It’s now possible to get a detailed view of potential customers, their previous interactions with your company and what they’re interested in, before the sales team even make contact.

Leads can be accurately qualified and scored to ensure companies deliver the right message at the right time.

But are sales teams making the most of the analytics available to them?

Predictive analytics is more advanced than simple lead scoring and has a greater impact on helping companies close new business.

When used correctly it enables businesses to prioritize sales leads, nurture lukewarm contacts, determine which products a prospect is most likely to be interested in, and implement more accurate sales forecasting.

The importance of analytics for sales teams is one topic that will be open for discussion at Econsultancy and IBM’s BusinessConnect 2015 events in March.

This series of interactive roundtables – hosted in Malaysia, Thailand and Singapore – allow you to join the dialogue with your peers and cross-industry experts to gather marketing insights on how organisations are transforming their respective businesses for the digital age with enterprise analytics.

Implementing predictive analytics

The implementation of predictive analytics is a complicated process that involves a lot of different data and variables, including CRM data, company history (both yours and your clients’), marketing activity, previous sales data and more.

Thankfully a lot of the hard work is automated by SaaS systems, though it does also require the skills of a data scientist to make the most of the analytics tools.

Equally, the quality of the outcome can only ever be as good as the quality of the data available, but that’s a whole separate topic for debate.

Ultimately the outcome from using predictive analytics is not just a set of prioritized leads. 

Sales teams also have important information on the accounts and greater context around each prospect, which reduces the need for additional research and improves conversion rates.

An ebook published by IBM describes how its sales teams make use of propensity-to-buy models, which evolve continuously as more data becomes available.

The propensity-to-buy models will not only predict when and what a client may be interested in but their behaviours as well (such as who their key influencers are and what information they needed for a decision).

Cultural barriers

It’s worth mentioning the cultural barriers that need to be overcome before sales teams can properly make use of analytics.

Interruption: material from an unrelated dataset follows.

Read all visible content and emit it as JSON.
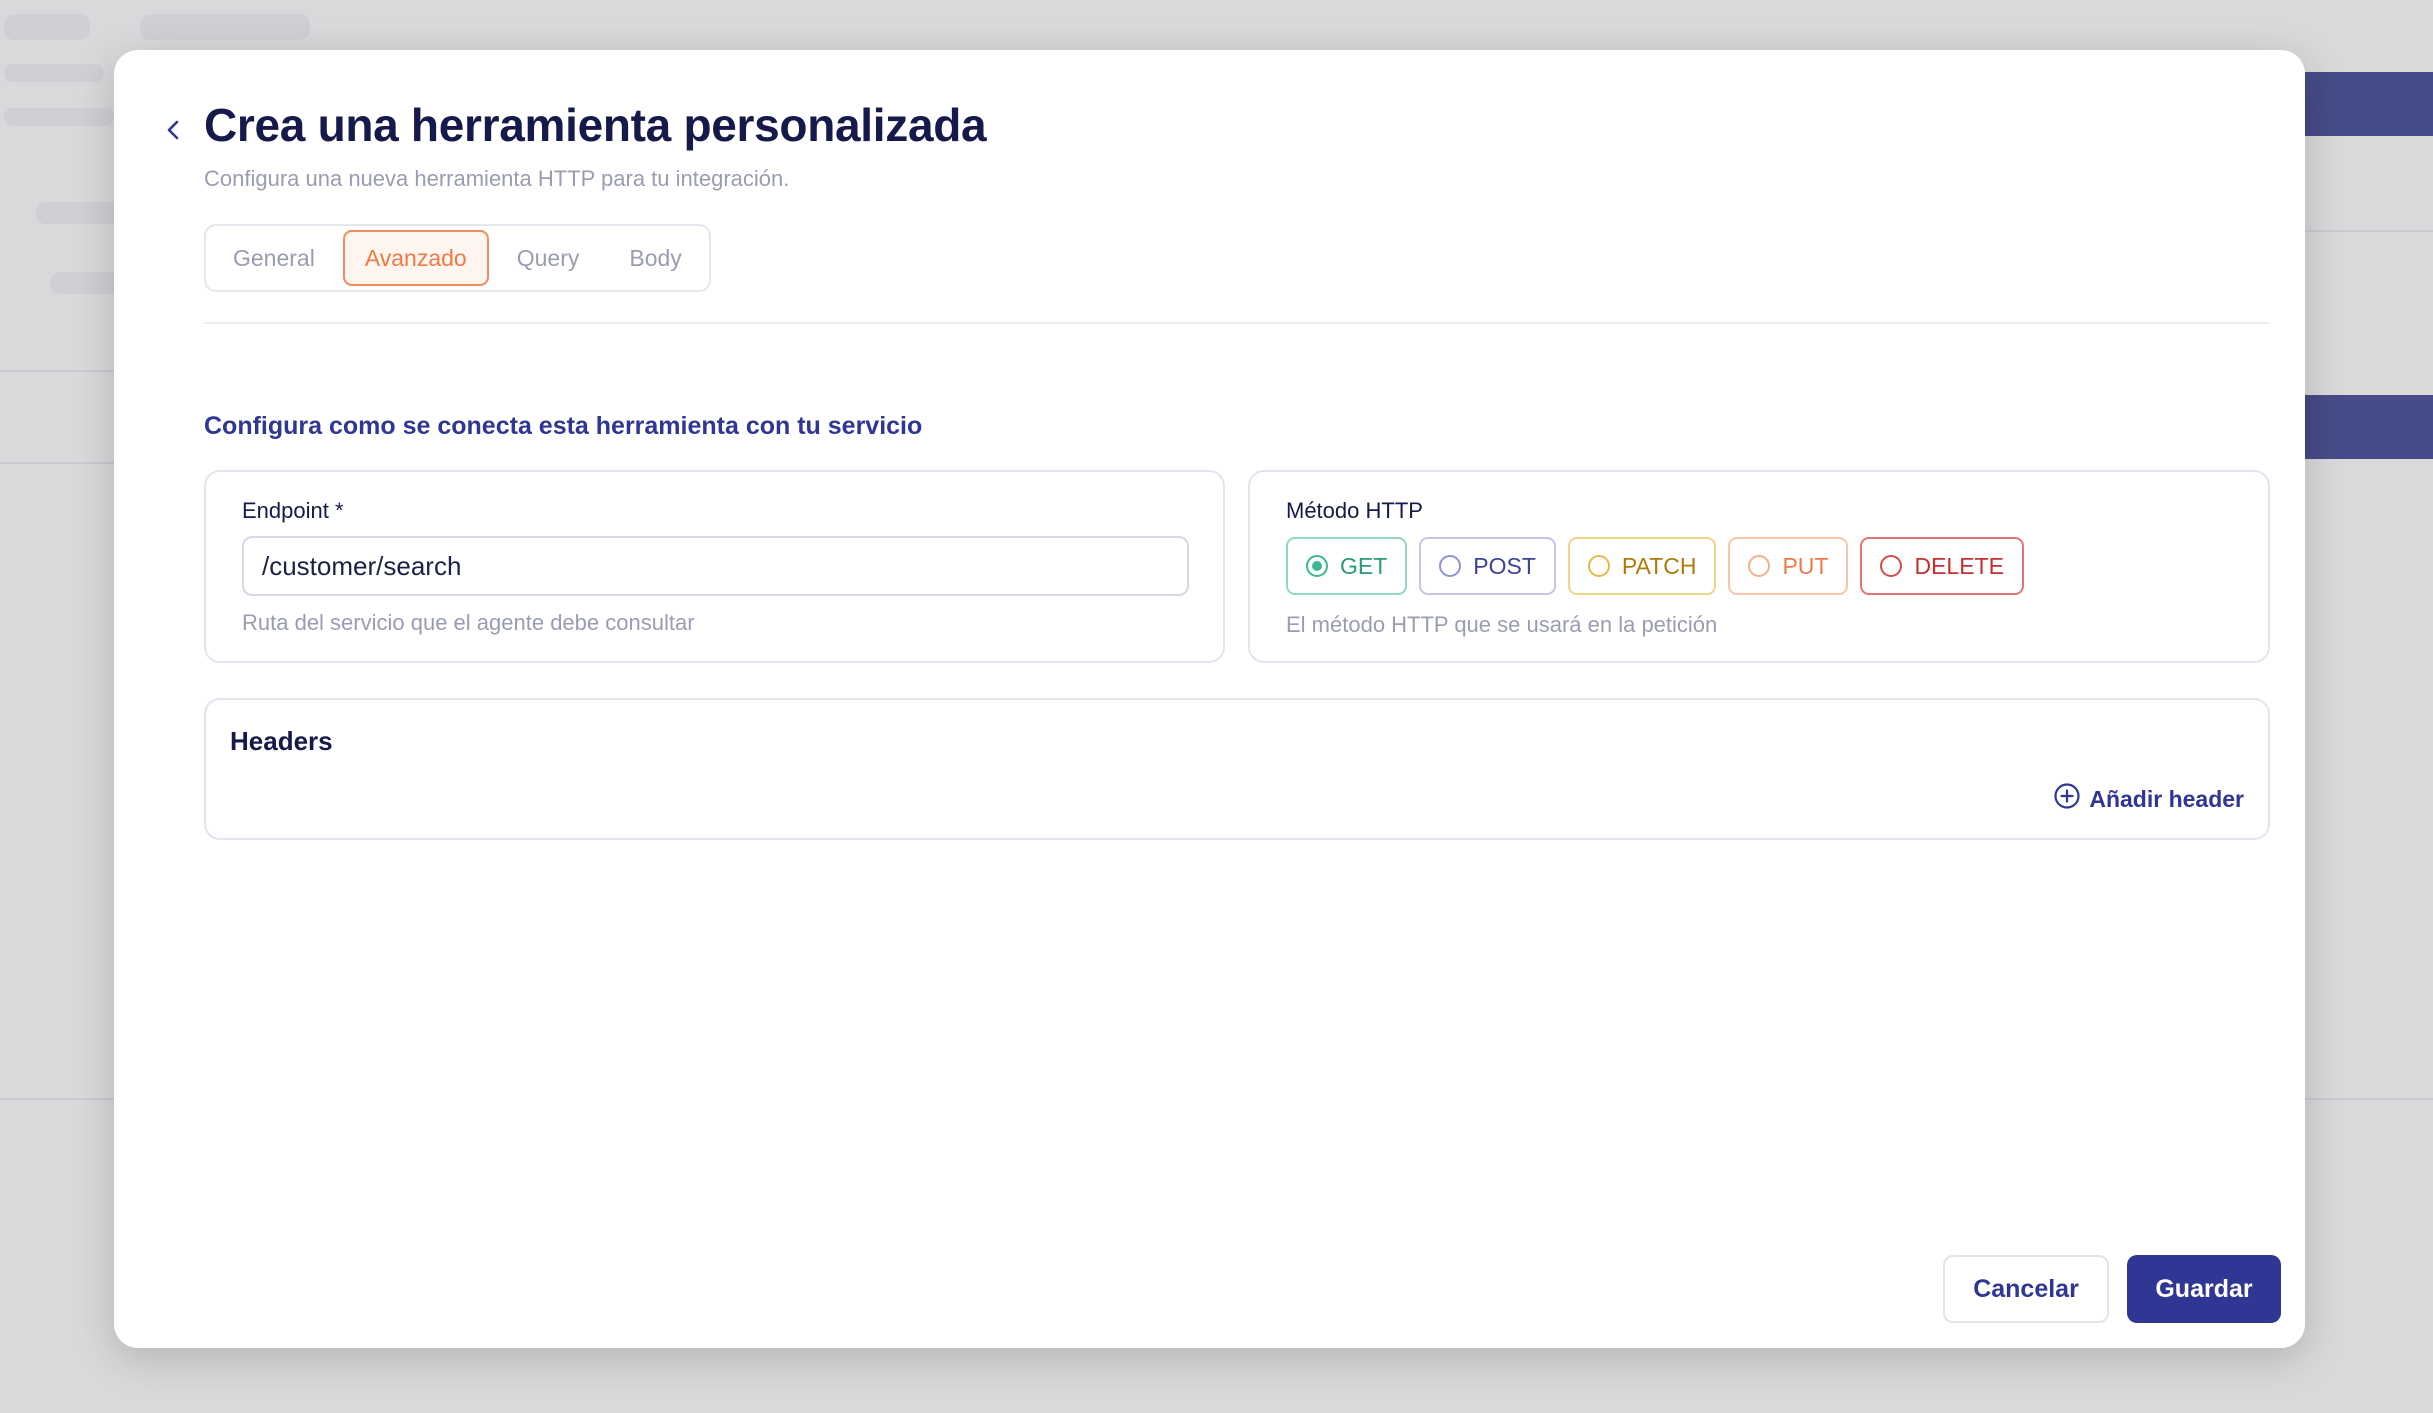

People at all levels of the company need to be convinced of the benefits of digital transformation, and commercial departments are no different.

At IBM the prevailing attitude among sales leaders was initially one of scepticism. They believed that converting an opportunity into a sale was largely a function of the seller’s actions and could not be predicted in advance. 

But the reverse is now true, and having proved to the sales teams that predictive analytics can actually make their jobs easier, IBM reports that its sales managers now commonly request additional analytics tools.

To request for your exclusive invite to attend the Econsultancy/IBM BusinessConnect 2015 events, sign up here:

> Kuala Lumpur, Malaysia (10 March 2015, Tuesday)

> Bangkok, Thailand (12 March 2015, Thursday)

> Singapore (13 March 2015, Friday)